So we make a true contribution to each others' salvation. Those who do not work for others' salvation have no salvation to be cut from the Book of Life. For this reason, faith, the faith of one person, benefits all humanity! In the sixth century, Saint Barsanouphius of Gaza said that humanity existed at that time on account of the prayer of three people who prayed for the sake of the world. All who have great standing in the Christian faith bear the entire world in their hearts. Their fundamental concern is to extend the concern of the Lord Jesus, which is the salvation of all humanity. If we understand this matter, each one of us returns from living alone. One must go out and be concerned for others in order to find oneself. Saint Maximus the Confessor clearly and frankly states that what a person receives from this earth is what he has given to others. So as long as we care for one another, we have truly realized our own salvation. Faith, then, is an act of love that binds us to all humanity because it binds us in trust and certainty, in great love for the Lord Jesus.

If any has ears to hear, let him hear.

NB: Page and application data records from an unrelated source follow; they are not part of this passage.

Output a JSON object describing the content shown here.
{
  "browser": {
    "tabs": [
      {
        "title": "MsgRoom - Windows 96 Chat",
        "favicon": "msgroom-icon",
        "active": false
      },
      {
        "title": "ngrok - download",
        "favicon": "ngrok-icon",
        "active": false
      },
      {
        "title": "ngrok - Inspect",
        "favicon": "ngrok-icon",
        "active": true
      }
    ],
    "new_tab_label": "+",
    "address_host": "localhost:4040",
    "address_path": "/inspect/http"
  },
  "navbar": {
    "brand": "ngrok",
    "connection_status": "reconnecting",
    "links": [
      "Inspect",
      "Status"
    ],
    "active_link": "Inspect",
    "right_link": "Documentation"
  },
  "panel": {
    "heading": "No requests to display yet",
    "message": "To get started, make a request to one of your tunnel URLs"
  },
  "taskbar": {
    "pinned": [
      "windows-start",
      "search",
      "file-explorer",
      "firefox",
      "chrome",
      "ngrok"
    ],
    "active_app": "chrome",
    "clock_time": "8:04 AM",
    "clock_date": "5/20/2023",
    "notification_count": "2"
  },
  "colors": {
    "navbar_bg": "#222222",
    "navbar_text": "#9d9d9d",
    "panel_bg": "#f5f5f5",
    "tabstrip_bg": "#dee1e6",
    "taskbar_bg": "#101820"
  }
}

Archimandrite Touma Bitar
Abbot of the Monastery of St Silouan the Athonite
Sunday, October 28, 2018